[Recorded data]
[Start of Attachment]

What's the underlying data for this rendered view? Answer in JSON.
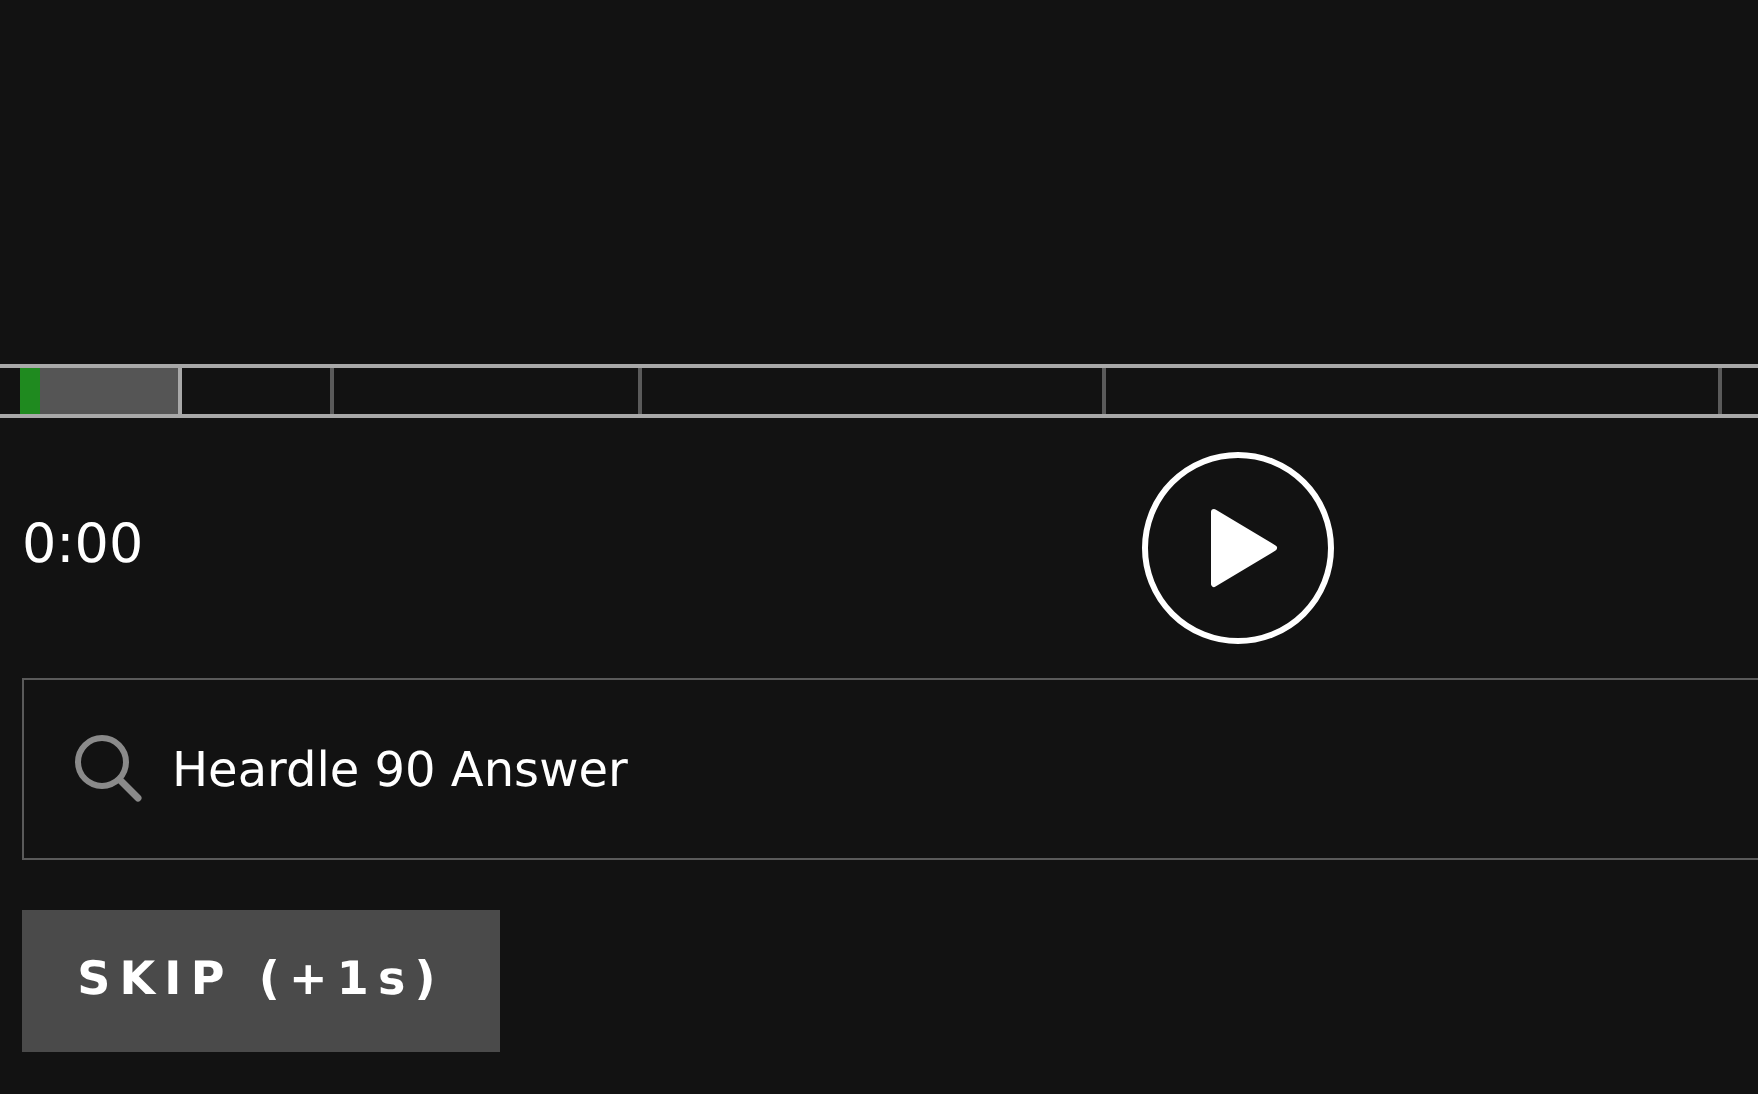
{
  "progress": {
    "level": 0.012,
    "segments": [
      {
        "unlocked": true
      },
      {
        "unlocked": false
      },
      {
        "unlocked": false
      },
      {
        "unlocked": false
      },
      {
        "unlocked": false
      },
      {
        "unlocked": false
      }
    ]
  },
  "player": {
    "time": "0:00",
    "playing": false
  },
  "search": {
    "value": "Heardle 90 Answer"
  },
  "skip_button": {
    "label": "SKIP (+1s)"
  }
}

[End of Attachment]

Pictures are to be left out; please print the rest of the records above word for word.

**Your response**
What's the underlying data for this rendered view? Answer in JSON.
{
  "progress": {
    "level": 0.012,
    "segments": [
      {
        "unlocked": true
      },
      {
        "unlocked": false
      },
      {
        "unlocked": false
      },
      {
        "unlocked": false
      },
      {
        "unlocked": false
      },
      {
        "unlocked": false
      }
    ]
  },
  "player": {
    "time": "0:00",
    "playing": false
  },
  "search": {
    "value": "Heardle 90 Answer"
  },
  "skip_button": {
    "label": "SKIP (+1s)"
  }
}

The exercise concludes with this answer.